Atomic and Molecular structure
An atom is made up of protons, neutrons and electrons. Protons are positively charged and they denote the atomic number. Neutrons have no electrical charge. Protons and neutrons are present in the nucleus. Electrons are negatively charged and present in the orbits surrounding the nucleus. Isotopes have same number of protons but different number of neutrons. Loss or gain of electrons is seen in ions. Sharing electrons form covalent bond in molecules. Hydrogen bond is a type of intermolecular attraction among polar molecules such as water.
Types of organic molecules
Organic molecules are those derived from living organisms and they all contain carbon backbones. There are 7 major classes of organic molecules categorized by their functional groups: alcohols, aldehydes, ketones, carboxylic acids, amines, organic phosphates and thiols. Four major groups of macromolecules in cells are polysaccharides, proteins, nucleic acids and lipids. Each of these macromolecules is built up on smaller molecules.
Acids, basis and buffers
Acids are electrolytes that release hydrogen ions in water. Bases are electrolytes that release hydroxyl ions in water that can combine with hydrogen ions to form water. pH represents the concentration of hydrogen ions [H+] in solution (pH = -log [H+]). Buffer solutions are solutions which resist change in pH upon addition of small amounts of acid or base. Buffers provide a relatively stable environment for biochemical reactions to take place.

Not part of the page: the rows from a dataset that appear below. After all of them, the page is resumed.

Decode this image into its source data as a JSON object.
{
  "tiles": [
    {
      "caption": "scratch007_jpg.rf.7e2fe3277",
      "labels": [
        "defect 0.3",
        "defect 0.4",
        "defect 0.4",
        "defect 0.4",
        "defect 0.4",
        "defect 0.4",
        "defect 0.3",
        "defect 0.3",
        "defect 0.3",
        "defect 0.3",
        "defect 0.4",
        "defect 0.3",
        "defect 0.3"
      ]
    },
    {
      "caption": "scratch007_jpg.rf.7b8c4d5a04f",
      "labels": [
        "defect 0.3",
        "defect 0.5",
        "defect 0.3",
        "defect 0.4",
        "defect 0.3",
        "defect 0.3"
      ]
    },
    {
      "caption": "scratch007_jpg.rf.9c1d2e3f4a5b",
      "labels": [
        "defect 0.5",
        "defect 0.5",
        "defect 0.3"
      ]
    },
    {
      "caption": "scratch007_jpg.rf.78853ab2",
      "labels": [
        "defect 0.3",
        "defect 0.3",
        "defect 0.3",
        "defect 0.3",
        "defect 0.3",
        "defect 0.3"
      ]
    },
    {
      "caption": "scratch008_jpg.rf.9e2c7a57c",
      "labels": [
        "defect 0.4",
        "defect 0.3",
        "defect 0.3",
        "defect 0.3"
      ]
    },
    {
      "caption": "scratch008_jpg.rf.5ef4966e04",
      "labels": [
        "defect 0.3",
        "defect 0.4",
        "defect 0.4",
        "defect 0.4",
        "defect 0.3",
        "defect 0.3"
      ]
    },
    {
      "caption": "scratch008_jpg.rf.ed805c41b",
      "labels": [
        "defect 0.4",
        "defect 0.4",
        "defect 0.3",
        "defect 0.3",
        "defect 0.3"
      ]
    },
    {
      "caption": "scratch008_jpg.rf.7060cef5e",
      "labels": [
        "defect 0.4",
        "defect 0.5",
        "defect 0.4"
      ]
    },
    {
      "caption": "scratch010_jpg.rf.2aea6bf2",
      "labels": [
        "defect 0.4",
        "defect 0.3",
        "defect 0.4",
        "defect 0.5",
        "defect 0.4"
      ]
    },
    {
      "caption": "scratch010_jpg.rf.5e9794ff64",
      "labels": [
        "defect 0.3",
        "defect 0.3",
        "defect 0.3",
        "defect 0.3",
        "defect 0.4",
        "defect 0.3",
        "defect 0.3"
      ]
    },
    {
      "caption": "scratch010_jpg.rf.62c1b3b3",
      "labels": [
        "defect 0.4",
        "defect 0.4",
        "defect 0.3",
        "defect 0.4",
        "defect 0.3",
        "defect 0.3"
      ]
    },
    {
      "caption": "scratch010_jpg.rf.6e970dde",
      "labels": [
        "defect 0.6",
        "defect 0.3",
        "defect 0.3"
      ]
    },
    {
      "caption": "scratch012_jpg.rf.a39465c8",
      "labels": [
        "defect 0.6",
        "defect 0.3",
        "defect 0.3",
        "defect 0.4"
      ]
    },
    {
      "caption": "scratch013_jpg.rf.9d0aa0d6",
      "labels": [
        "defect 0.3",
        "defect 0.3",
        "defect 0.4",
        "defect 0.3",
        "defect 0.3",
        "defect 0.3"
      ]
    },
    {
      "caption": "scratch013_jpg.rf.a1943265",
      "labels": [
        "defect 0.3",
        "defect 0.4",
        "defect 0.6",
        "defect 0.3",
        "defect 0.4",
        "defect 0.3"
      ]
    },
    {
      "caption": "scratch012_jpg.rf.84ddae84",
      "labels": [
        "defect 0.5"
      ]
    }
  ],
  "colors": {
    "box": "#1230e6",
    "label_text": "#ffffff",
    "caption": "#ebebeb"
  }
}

Like all other chemical reactions, biochemical reactions also favor DG negative reactions. Some reactions are DG positive and they can be coupled to other DG negative reactions in order to make the total DG of the coupled reaction to be negative. Nearly all biochemical reactions are catalyzed by enzymes, which decrease the activation energy but do not change the DG value of the reaction. Six major types of biochemical reactions are: oxidation-reduction, group transferring, hydrolysis, elimination or addition, isomerization and ligation of various groups. These reactions are catalyzed by corresponding enzymes: oxidoreductase, transferase, hydrolase, lyase, isomerase and ligase.